The NZ Transport Agency (NZTA) will close Milford Road from the eastern entrance of the Homer Tunnel for between 10 and 14 days from this Thursday (23 May), to carry out emergency safety work to remove an unstable rock feature high above the western entrance to Homer Tunnel.
Part of the rock feature broke free in November 2012 causing disruptions traffic on Milford Road.
“We have a limited window of opportunity before the on-set of winter to remove the remaining unstable rock feature using carefully targeted precision blasting but we have to act immediately,” says the NZTA Southland Area Manager Peter Robinson.
“Weather permitting, the emergency works can begin this Thursday to remove rock from the area known as Moir’s Mate Diamond Face.
“The NZTA continued to monitor the feature with road user safety being its prime consideration. An on-site inspection last week by our geotechnical experts showed that the remaining section of rock weighing about 2000 tonnes and about 20 metres high is now largely detached from the rock face and likely to fall when it comes under pressure from the winter freeze/thaw conditions.”
Mr Robinson says New Zealand firm Geovert, which has vast high altitude blasting experience both in New Zealand and overseas can be on site from Thursday to begin the work. This company has worked on several high-profile rock stabilisation projects, including the Nevis Bluff and Manawatu Gorge slip.
“There is only a narrow window of settled weather to do this work before winter conditions set in at the site and makes it impossible to complete the work. If we can’t complete the work before winter there is a risk it could have an impact on enabling us to keep the road open throughout winter.”
Mr Robinson says road user safety is our top priority. ”Successful completion of this emergency work will ensure greater stabilisation of the rock face and ensure safe access is maintained between now and the start of the busy summer tour season.

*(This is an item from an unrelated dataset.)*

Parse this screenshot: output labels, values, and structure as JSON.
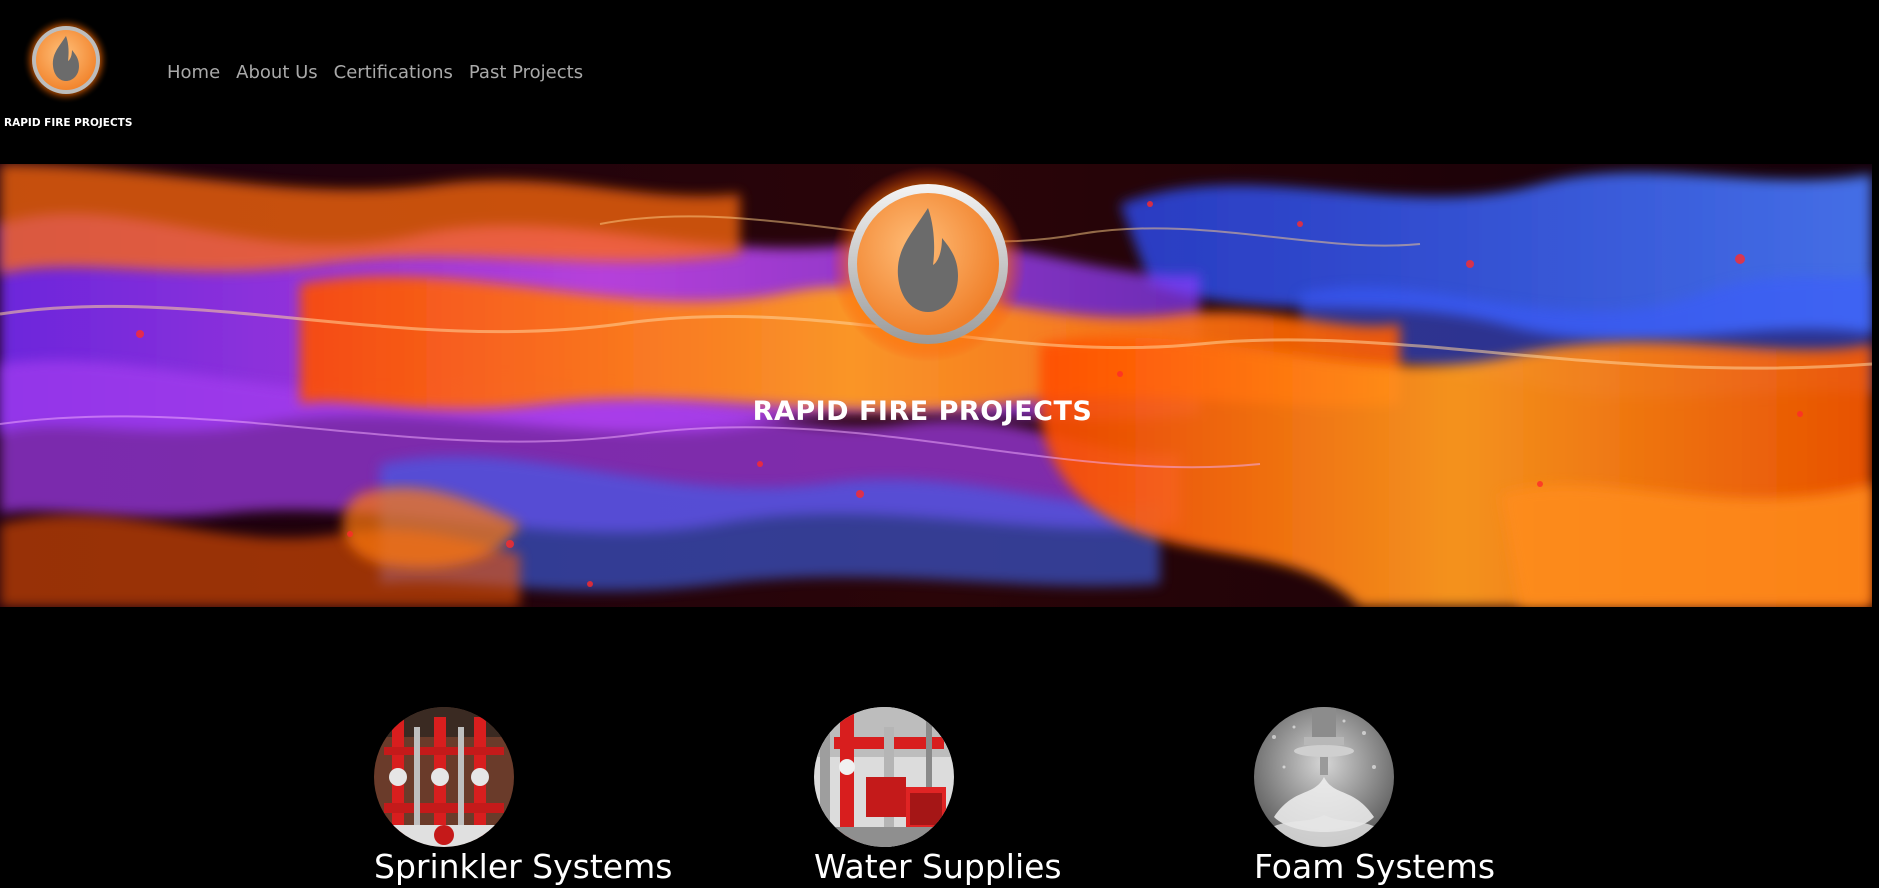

“Full road closure is required while drilling and blasting work is carried out. Depending on several factors, especially the weather, the first drilling and blasting closure could be between 10 and14 days.”
He says the NZTA acknowledges the closure will be disruptive and has met with local tour operators and businesses to explain the situation and the need to move quickly to bring this unstable rock down in a managed way. “While there is never an ideal time to do this sort of work, right now is likely to be the least disruptive with Milford visitor numbers at seasonal lows.”

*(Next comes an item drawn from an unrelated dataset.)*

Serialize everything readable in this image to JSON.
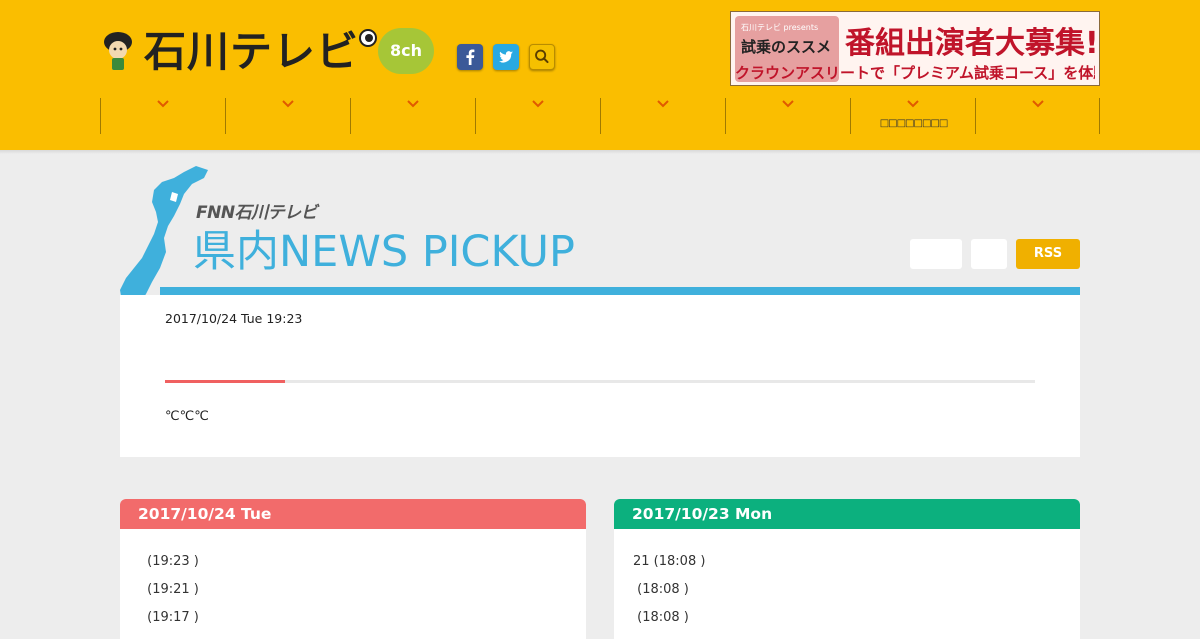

The latest information about the status of the Milford Road is available at www.highwayinfo.govt.nz(external link) or by phoning 0800 444449.
View information about the Milford Road rockfall risk(external link).